0

Does anyone have experience with using a machine for training Deep Learning models (R-CNNs for semantic segmentation), using multiple GPUs and powering it with more that one PSU? E.g. one PSU for motherboard and one GPU only, and another PSU for a second (and more?) GPU connected to the same motherboard.

2
  • 1
    This is certainly possible. Are you looking for something professional like what you'd find in a rendering server, or something "hacky" that could be done with normal desktop PSUs?
    – Romen
    Sep 22 at 18:05
  • I will definitely start with something hacky! I may even go for an "open box", just a frame without enclosing walls.
    – Fabio
    Sep 25 at 10:02

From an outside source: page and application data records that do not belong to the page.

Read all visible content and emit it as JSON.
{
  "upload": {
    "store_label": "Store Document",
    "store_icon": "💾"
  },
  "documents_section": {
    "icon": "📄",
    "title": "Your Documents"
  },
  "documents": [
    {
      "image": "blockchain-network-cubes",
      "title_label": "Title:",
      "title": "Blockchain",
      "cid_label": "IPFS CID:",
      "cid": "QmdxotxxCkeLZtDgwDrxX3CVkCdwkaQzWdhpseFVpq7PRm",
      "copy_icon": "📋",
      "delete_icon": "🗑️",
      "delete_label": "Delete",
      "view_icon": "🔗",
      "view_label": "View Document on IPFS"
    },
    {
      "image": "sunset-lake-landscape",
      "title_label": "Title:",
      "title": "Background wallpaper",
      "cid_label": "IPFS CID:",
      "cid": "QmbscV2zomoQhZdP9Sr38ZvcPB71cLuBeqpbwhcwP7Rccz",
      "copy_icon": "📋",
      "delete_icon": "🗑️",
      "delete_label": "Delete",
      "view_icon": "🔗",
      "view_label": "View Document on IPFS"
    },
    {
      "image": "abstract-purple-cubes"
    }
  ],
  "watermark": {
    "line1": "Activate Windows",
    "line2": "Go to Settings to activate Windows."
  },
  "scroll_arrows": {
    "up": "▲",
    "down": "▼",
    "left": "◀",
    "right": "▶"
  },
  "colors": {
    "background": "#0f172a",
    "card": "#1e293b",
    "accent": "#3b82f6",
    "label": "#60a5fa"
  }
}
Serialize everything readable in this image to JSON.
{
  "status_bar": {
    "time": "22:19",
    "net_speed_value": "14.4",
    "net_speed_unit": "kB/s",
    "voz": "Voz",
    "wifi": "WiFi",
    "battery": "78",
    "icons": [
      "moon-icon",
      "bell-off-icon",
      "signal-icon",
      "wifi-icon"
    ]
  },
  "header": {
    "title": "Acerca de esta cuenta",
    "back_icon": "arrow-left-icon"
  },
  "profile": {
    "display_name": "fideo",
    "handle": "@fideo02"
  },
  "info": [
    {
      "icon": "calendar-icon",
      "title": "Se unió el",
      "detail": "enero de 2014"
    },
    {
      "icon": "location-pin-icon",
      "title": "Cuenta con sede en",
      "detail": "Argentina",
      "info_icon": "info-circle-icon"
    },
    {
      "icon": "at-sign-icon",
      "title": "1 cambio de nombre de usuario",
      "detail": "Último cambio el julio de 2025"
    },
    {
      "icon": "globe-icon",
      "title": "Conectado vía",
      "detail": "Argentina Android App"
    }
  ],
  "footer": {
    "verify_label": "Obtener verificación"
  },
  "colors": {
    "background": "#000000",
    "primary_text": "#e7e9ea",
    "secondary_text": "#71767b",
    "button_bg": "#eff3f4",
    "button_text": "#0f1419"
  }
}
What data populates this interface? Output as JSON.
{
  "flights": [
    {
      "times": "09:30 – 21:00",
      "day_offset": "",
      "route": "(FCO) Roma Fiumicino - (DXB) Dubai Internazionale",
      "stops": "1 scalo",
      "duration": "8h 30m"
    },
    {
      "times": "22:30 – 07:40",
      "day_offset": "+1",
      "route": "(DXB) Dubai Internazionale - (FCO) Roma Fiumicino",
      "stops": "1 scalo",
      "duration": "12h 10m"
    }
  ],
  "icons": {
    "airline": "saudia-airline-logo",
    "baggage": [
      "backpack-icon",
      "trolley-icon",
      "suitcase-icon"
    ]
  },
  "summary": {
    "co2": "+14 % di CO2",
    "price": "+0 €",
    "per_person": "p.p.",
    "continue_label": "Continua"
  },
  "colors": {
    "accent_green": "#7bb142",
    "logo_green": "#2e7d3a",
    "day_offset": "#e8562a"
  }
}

1 Answer 1

0

for consumer home pc style ATX power supplies, you would not use more than one to a motherboard. They have the 24-pin ATX motherboard connector, for connecting to only one motherboard. If this is the kind of rig you are looking to do multiple gpu's you simply buy a 1000w or 1200w psu that supplies 4 pcie 6 or 8 pin power connectors for gpu's.

There is the enterprise route that uses rack mount type chassis and rack mount power supplies. For example a Dell R940xa, 4U in height, has 4 x 1600w power supplies; it runs on 208/240v power. They along with Supermicro you can peruse their websites to look at their offerings to get an idea of how it's done, where they can support I think up to 10 nvidia-V100 type gpgpu's (double width, like a consumer grade RTX3090, having 1x or 2x 6 or 8 pin power connectors per card)

a home built pc, using a full size tower with an ATX or extended ATX size motherboard, will accomodate 2 typical RTX-3090 cards, you just need a common ATX power supply in the 800w plus range that will provide the necessary pcie power cables to the graphics card(s). you would never use 2 psu's on one motherboard for a home pc type rig, you would get one PSU providing enough power for the hardware to be used.

Your Answer

By clicking “Post Your Answer”, you agree to our terms of service, privacy policy and cookie policy

Not the answer you're looking for? Browse other questions tagged or ask your own question.